Recently, Tamron sent a team of us to the Northwest to work with the Columbia Camera Club Council. I got a chance to spend one day on the coast of the Pacific northwest (where I had not been), around Cape Disappointment, the end of the trail of Lewis and Clarks’ great expedition to the Pacific at the dawn of the westward movement of settlers.
The coast is sparsely populated. The drive along state highway 4 and US 101 west from Longview, beside the Columbia river, is a tale of twists and turns through tiny villages and great scenery. There are thousands of acres of rainforest and rugged mountains. There are tugboats pushing great barges along the river, funky country stores and diners to explore. Eventually, it ends at Cape Disappointment and the Long Beach peninsula, where the Columbia empties into the Pacific. The peninsula runs straight north and south facing the Pacific Ocean. It is bounded by Leadbetter Point State Park covering its north tip, the Willapa Bay on the west and Baker Bay on the southwest. The Columbia River is on the south and is connected to the mainland by a land bridge.
I had never seen the confluence of the Columbia and the Pacific. I have to say, it is amazing. I got to spend an evening and part of a day around Long Beach, Washington. It’s a wonderful village smack in the middle of the longest beach in the world, fronting on the Pacific Ocean.
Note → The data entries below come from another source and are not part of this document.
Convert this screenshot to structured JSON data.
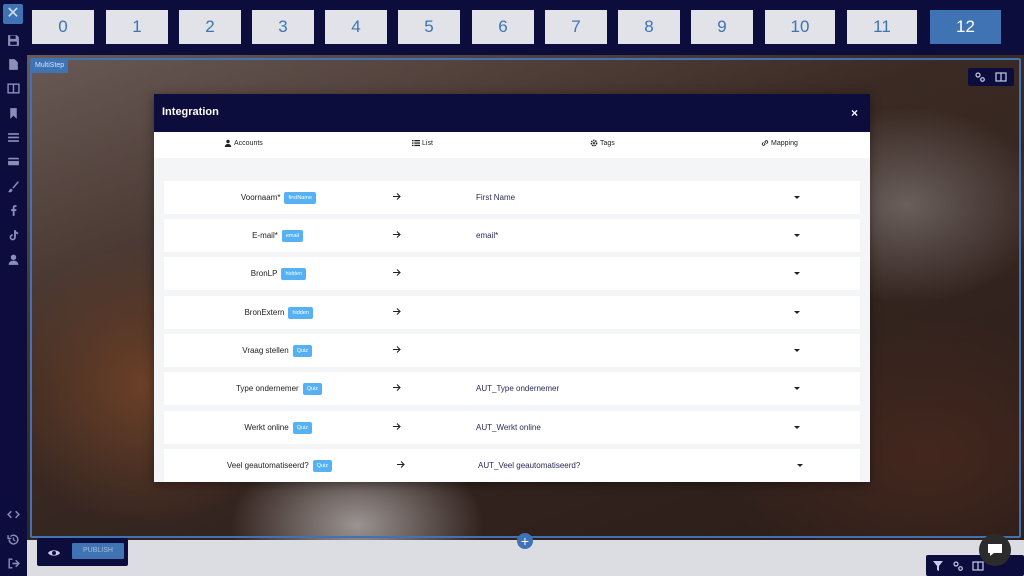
{
  "steps": [
    "0",
    "1",
    "2",
    "3",
    "4",
    "5",
    "6",
    "7",
    "8",
    "9",
    "10",
    "11",
    "12"
  ],
  "active_step": "12",
  "canvas": {
    "multistep_label": "MultiStep",
    "publish_label": "PUBLISH",
    "add_symbol": "+"
  },
  "modal": {
    "title": "Integration",
    "close_symbol": "×",
    "tabs": [
      {
        "label": "Accounts",
        "icon": "user-icon"
      },
      {
        "label": "List",
        "icon": "list-icon"
      },
      {
        "label": "Tags",
        "icon": "gear-icon"
      },
      {
        "label": "Mapping",
        "icon": "link-icon"
      }
    ],
    "rows": [
      {
        "field": "Voornaam*",
        "badge": "firstName",
        "value": "First Name"
      },
      {
        "field": "E-mail*",
        "badge": "email",
        "value": "email*"
      },
      {
        "field": "BronLP",
        "badge": "hidden",
        "value": ""
      },
      {
        "field": "BronExtern",
        "badge": "hidden",
        "value": ""
      },
      {
        "field": "Vraag stellen",
        "badge": "Quiz",
        "value": ""
      },
      {
        "field": "Type ondernemer",
        "badge": "Quiz",
        "value": "AUT_Type ondernemer"
      },
      {
        "field": "Werkt online",
        "badge": "Quiz",
        "value": "AUT_Werkt online"
      },
      {
        "field": "Veel geautomatiseerd?",
        "badge": "Quiz",
        "value": "AUT_Veel geautomatiseerd?"
      }
    ]
  },
  "colors": {
    "navy": "#0d0d3d",
    "accent": "#3f73b3",
    "badge": "#55b1f3"
  }
}
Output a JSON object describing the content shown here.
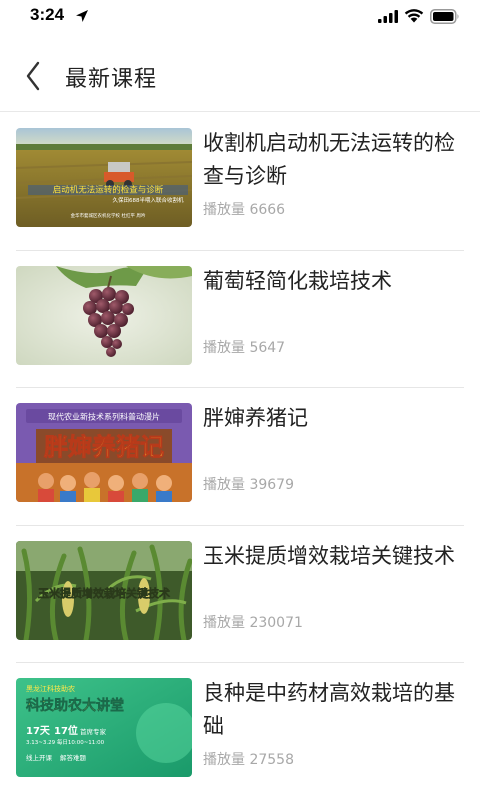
{
  "status_bar": {
    "time": "3:24"
  },
  "nav": {
    "title": "最新课程"
  },
  "play_label": "播放量",
  "thumb_text": {
    "t1_title": "启动机无法运转的检查与诊断",
    "t1_sub": "久保田688半喂入联合收割机",
    "t1_credit": "金华市婺城区农机化学校 杜红平 周吟",
    "t3_banner": "现代农业新技术系列科普动漫片",
    "t3_title": "胖婶养猪记",
    "t4_title": "玉米提质增效栽培关键技术",
    "t5_top": "黑龙江科技助农",
    "t5_title": "科技助农大讲堂",
    "t5_days": "17天",
    "t5_experts": "17位",
    "t5_experts_label": "首席专家",
    "t5_dates": "3.13~3.29 每日10:00~11:00",
    "t5_bottom1": "线上开课",
    "t5_bottom2": "解答难题"
  },
  "courses": [
    {
      "title": "收割机启动机无法运转的检查与诊断",
      "plays": "6666"
    },
    {
      "title": "葡萄轻简化栽培技术",
      "plays": "5647"
    },
    {
      "title": "胖婶养猪记",
      "plays": "39679"
    },
    {
      "title": "玉米提质增效栽培关键技术",
      "plays": "230071"
    },
    {
      "title": "良种是中药材高效栽培的基础",
      "plays": "27558"
    }
  ]
}
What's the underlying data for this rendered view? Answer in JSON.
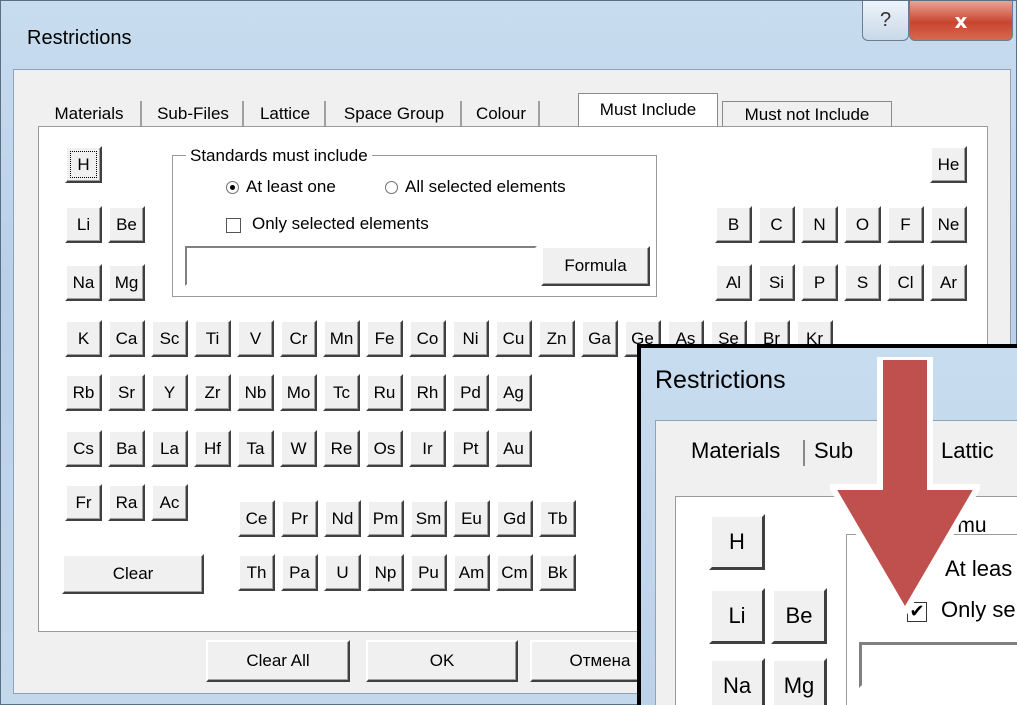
{
  "window": {
    "title": "Restrictions",
    "help_glyph": "?",
    "close_glyph": "x"
  },
  "tabs": [
    "Materials",
    "Sub-Files",
    "Lattice",
    "Space Group",
    "Colour",
    "Must Include",
    "Must not Include"
  ],
  "active_tab": "Must Include",
  "group": {
    "legend": "Standards must include",
    "radio_at_least_one": "At least one",
    "radio_all_selected": "All selected elements",
    "only_selected": "Only selected elements",
    "formula_value": "",
    "formula_button": "Formula"
  },
  "elements": {
    "row1": [
      "H",
      "He"
    ],
    "row2": [
      "Li",
      "Be",
      "B",
      "C",
      "N",
      "O",
      "F",
      "Ne"
    ],
    "row3": [
      "Na",
      "Mg",
      "Al",
      "Si",
      "P",
      "S",
      "Cl",
      "Ar"
    ],
    "row4": [
      "K",
      "Ca",
      "Sc",
      "Ti",
      "V",
      "Cr",
      "Mn",
      "Fe",
      "Co",
      "Ni",
      "Cu",
      "Zn",
      "Ga",
      "Ge",
      "As",
      "Se",
      "Br",
      "Kr"
    ],
    "row5": [
      "Rb",
      "Sr",
      "Y",
      "Zr",
      "Nb",
      "Mo",
      "Tc",
      "Ru",
      "Rh",
      "Pd",
      "Ag"
    ],
    "row6": [
      "Cs",
      "Ba",
      "La",
      "Hf",
      "Ta",
      "W",
      "Re",
      "Os",
      "Ir",
      "Pt",
      "Au"
    ],
    "row7": [
      "Fr",
      "Ra",
      "Ac"
    ],
    "lanthanides": [
      "Ce",
      "Pr",
      "Nd",
      "Pm",
      "Sm",
      "Eu",
      "Gd",
      "Tb"
    ],
    "actinides": [
      "Th",
      "Pa",
      "U",
      "Np",
      "Pu",
      "Am",
      "Cm",
      "Bk"
    ]
  },
  "buttons": {
    "clear": "Clear",
    "clear_all": "Clear All",
    "ok": "OK",
    "cancel": "Отмена"
  },
  "zoom": {
    "title": "Restrictions",
    "tab1": "Materials",
    "tab2": "Sub",
    "tab3": "Lattic",
    "legend_fragment": "s mu",
    "radio_fragment": "At leas",
    "checkbox_fragment": "Only se",
    "checkbox_checked": true,
    "elements": [
      "H",
      "Li",
      "Be",
      "Na",
      "Mg"
    ]
  },
  "colors": {
    "arrow": "#c0504d",
    "close": "#c8452f"
  }
}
At about 50 miles long, the beach is over twice Daytona’s famed length. And like Daytona, the public is permitted to drive on it. In addition to being long, it is wide, really wide. The surf is often really rough. (Consider that the Columbia forces massive amounts of outflow into the ocean, conflicting with the southbound flow of the ocean’s coastal stream.)
Long Beach Peninsula is a really interesting town to visit. From the funky and fun tee shirt emporiums (like Stormin’ Norman’s) to the ice cream shop, with the HUGE servings (Scoopers) to the fudge shops, to the more upscale eateries, it takes one back in time. Cape Disappointment is home to two lighthouses, though I had to miss them this trip. A side trip to Oystertown produced a great dinner of clams and a few cool photos.
When I left Long Beach for the three-hour drive to the Portland airport, I had the chance to stop in Ilwaco and see the Pacific from just about where Lewis and Clark viewed it hundreds of feet above the shore, after their amazing adventure. I also visited the Ilwaco fishing fleet port, crossed the mighty Columbia to Astoria Oregon and then to Portland.